▶ [SOURCE MATERIAL]
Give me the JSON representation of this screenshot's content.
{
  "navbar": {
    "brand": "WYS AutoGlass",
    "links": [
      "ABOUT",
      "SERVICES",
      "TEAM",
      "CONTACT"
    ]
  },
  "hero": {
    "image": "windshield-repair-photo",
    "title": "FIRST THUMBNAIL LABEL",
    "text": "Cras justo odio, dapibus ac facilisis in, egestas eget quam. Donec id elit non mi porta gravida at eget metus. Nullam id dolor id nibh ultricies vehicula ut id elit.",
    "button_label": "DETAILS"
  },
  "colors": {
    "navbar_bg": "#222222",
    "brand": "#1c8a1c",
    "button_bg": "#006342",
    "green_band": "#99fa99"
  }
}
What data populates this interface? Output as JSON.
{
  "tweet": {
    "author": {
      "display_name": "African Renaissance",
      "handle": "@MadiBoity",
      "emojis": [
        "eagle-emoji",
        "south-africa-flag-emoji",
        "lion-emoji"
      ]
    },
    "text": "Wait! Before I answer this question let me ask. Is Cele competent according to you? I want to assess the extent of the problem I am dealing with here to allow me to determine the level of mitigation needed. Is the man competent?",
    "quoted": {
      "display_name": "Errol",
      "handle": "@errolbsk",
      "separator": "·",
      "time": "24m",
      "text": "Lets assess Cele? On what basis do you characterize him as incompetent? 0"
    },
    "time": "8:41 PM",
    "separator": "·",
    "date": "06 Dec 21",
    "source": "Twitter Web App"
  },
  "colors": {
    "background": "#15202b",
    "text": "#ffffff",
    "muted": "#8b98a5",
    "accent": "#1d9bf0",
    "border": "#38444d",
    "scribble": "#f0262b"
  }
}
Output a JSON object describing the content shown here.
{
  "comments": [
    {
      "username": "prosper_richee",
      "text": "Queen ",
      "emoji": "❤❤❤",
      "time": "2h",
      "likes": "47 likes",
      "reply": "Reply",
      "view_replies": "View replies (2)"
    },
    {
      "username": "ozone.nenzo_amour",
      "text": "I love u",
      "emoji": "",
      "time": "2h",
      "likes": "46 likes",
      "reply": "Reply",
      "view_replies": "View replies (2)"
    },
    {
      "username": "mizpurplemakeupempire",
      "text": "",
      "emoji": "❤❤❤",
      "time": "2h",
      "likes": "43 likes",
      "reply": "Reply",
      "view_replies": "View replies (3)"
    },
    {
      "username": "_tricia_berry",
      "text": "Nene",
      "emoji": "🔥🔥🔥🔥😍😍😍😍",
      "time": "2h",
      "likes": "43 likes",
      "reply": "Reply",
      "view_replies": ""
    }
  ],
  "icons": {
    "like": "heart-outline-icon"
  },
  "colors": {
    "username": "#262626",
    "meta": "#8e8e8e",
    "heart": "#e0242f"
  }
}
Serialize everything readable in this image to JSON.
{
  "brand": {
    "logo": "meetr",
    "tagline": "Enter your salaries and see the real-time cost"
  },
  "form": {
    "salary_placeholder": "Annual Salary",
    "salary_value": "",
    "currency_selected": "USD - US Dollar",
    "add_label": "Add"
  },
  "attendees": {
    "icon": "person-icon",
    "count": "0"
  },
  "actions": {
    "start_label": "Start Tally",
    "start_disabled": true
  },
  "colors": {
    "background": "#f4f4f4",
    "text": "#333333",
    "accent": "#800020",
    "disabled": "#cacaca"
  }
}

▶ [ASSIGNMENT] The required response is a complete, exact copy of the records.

▶ [THE COMPLETED TASK]
Give me the JSON representation of this screenshot's content.
{
  "navbar": {
    "brand": "WYS AutoGlass",
    "links": [
      "ABOUT",
      "SERVICES",
      "TEAM",
      "CONTACT"
    ]
  },
  "hero": {
    "image": "windshield-repair-photo",
    "title": "FIRST THUMBNAIL LABEL",
    "text": "Cras justo odio, dapibus ac facilisis in, egestas eget quam. Donec id elit non mi porta gravida at eget metus. Nullam id dolor id nibh ultricies vehicula ut id elit.",
    "button_label": "DETAILS"
  },
  "colors": {
    "navbar_bg": "#222222",
    "brand": "#1c8a1c",
    "button_bg": "#006342",
    "green_band": "#99fa99"
  }
}
What data populates this interface? Output as JSON.
{
  "tweet": {
    "author": {
      "display_name": "African Renaissance",
      "handle": "@MadiBoity",
      "emojis": [
        "eagle-emoji",
        "south-africa-flag-emoji",
        "lion-emoji"
      ]
    },
    "text": "Wait! Before I answer this question let me ask. Is Cele competent according to you? I want to assess the extent of the problem I am dealing with here to allow me to determine the level of mitigation needed. Is the man competent?",
    "quoted": {
      "display_name": "Errol",
      "handle": "@errolbsk",
      "separator": "·",
      "time": "24m",
      "text": "Lets assess Cele? On what basis do you characterize him as incompetent? 0"
    },
    "time": "8:41 PM",
    "separator": "·",
    "date": "06 Dec 21",
    "source": "Twitter Web App"
  },
  "colors": {
    "background": "#15202b",
    "text": "#ffffff",
    "muted": "#8b98a5",
    "accent": "#1d9bf0",
    "border": "#38444d",
    "scribble": "#f0262b"
  }
}
Output a JSON object describing the content shown here.
{
  "comments": [
    {
      "username": "prosper_richee",
      "text": "Queen ",
      "emoji": "❤❤❤",
      "time": "2h",
      "likes": "47 likes",
      "reply": "Reply",
      "view_replies": "View replies (2)"
    },
    {
      "username": "ozone.nenzo_amour",
      "text": "I love u",
      "emoji": "",
      "time": "2h",
      "likes": "46 likes",
      "reply": "Reply",
      "view_replies": "View replies (2)"
    },
    {
      "username": "mizpurplemakeupempire",
      "text": "",
      "emoji": "❤❤❤",
      "time": "2h",
      "likes": "43 likes",
      "reply": "Reply",
      "view_replies": "View replies (3)"
    },
    {
      "username": "_tricia_berry",
      "text": "Nene",
      "emoji": "🔥🔥🔥🔥😍😍😍😍",
      "time": "2h",
      "likes": "43 likes",
      "reply": "Reply",
      "view_replies": ""
    }
  ],
  "icons": {
    "like": "heart-outline-icon"
  },
  "colors": {
    "username": "#262626",
    "meta": "#8e8e8e",
    "heart": "#e0242f"
  }
}
Serialize everything readable in this image to JSON.
{
  "brand": {
    "logo": "meetr",
    "tagline": "Enter your salaries and see the real-time cost"
  },
  "form": {
    "salary_placeholder": "Annual Salary",
    "salary_value": "",
    "currency_selected": "USD - US Dollar",
    "add_label": "Add"
  },
  "attendees": {
    "icon": "person-icon",
    "count": "0"
  },
  "actions": {
    "start_label": "Start Tally",
    "start_disabled": true
  },
  "colors": {
    "background": "#f4f4f4",
    "text": "#333333",
    "accent": "#800020",
    "disabled": "#cacaca"
  }
}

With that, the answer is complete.